Linking Islam -- a religion of peace -- with terror is unacceptable, said Turkish President Recep Tayyip Erdoğan on Wednesday.
Speaking at the UN summit in New York, Erdoğan said equating Islam with terror is "an immoral slander."
Erdoğan also pointed that hate speech should "never be confused with freedom of opinion."
Muslims are exposed to hate speech the most, he added.
He said Muslim women are harassed for wearing headscarves on the street and workplaces.
"As a country, which has 6.5 million citizens abroad who are impacted by hate speech and attacks, we cannot overlook this issue," he added.
Erdogan noted that hate speech is normalized by populist politicians and media and cannot be considered within freedom of opinion.
He also denounced violence against Muslims in India who eat beef and urged respect for freedom of faith.
"In India, how will we defend Muslim youth who are being whipped, beaten by machetes and even sentenced to death just for eating beef," Erdogan said.
Cows are considered sacred in the Hindu religion and there has been a rise in attacks on Muslim cattle owners by Hindu nationalists, with several self-styled cow protection groups emerging.
Turning to the situation in Kashmir, he said it has turned into an open-air prison and its residents have become prisoners.
"Important duties fall on all [foreign] state institutions," said Erdogan, and urged more active steps on regional and international levels.

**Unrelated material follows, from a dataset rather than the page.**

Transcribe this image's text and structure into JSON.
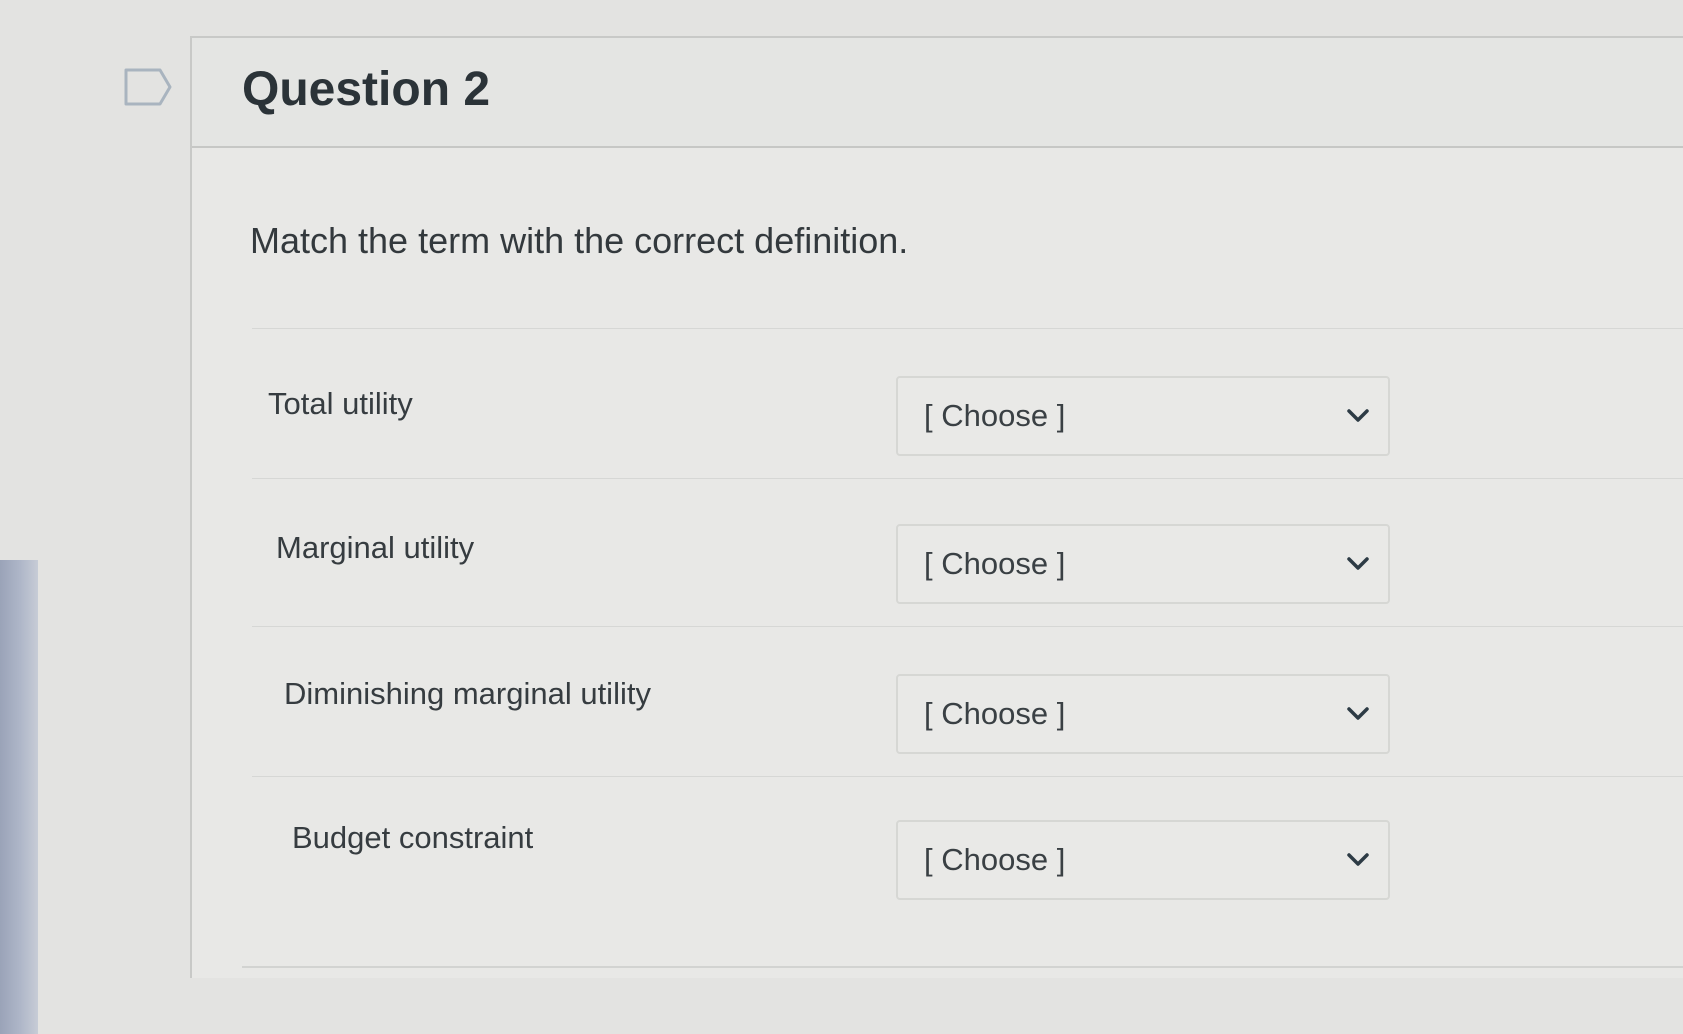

Reacting to attacks on Islam, the president said linking Islam, a religion of peace, with terror is an immoral slander. It is unacceptable, he said.

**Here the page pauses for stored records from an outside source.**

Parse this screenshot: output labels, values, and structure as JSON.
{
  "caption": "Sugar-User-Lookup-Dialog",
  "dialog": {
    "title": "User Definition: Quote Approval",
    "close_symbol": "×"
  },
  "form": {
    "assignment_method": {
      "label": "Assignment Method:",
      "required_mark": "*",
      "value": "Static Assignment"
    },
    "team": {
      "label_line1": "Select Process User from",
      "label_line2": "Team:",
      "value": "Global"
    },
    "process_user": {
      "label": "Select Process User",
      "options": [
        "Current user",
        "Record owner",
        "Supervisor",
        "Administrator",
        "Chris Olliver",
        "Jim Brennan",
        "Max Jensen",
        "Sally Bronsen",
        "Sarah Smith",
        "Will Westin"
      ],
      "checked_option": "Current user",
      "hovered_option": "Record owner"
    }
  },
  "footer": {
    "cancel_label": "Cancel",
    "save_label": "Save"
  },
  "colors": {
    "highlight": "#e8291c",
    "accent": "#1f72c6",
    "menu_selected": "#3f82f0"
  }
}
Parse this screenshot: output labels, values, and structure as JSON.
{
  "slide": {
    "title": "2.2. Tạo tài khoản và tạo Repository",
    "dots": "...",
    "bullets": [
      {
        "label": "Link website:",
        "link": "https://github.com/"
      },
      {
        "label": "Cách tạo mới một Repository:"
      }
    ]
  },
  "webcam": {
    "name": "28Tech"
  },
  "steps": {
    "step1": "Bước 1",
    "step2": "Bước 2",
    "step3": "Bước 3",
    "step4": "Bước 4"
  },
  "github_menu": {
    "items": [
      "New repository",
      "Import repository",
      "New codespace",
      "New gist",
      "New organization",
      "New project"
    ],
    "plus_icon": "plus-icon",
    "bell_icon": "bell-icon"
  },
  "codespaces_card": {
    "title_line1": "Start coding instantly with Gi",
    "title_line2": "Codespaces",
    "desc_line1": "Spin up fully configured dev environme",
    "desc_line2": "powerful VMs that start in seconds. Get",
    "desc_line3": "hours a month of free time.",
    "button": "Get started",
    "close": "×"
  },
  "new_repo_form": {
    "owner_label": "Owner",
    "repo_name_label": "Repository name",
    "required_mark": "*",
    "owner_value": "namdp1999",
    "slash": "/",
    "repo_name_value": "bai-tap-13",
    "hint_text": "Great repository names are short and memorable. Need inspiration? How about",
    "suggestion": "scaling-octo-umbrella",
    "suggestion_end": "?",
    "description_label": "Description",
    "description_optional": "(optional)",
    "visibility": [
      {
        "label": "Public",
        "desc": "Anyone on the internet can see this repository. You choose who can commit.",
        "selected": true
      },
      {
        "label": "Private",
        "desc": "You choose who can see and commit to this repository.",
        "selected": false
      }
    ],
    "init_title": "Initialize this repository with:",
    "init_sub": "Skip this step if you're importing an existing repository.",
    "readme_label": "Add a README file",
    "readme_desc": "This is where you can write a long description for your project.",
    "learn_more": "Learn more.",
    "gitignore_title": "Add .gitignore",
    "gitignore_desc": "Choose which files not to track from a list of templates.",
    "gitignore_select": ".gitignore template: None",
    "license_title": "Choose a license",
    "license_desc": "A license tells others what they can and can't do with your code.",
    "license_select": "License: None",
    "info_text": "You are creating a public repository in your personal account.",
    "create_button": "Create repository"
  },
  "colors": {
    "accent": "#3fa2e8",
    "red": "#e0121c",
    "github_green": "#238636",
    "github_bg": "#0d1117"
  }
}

"We will continue to pioneer all efforts to actively fight against Islamophobia, racism and hate speech," he added.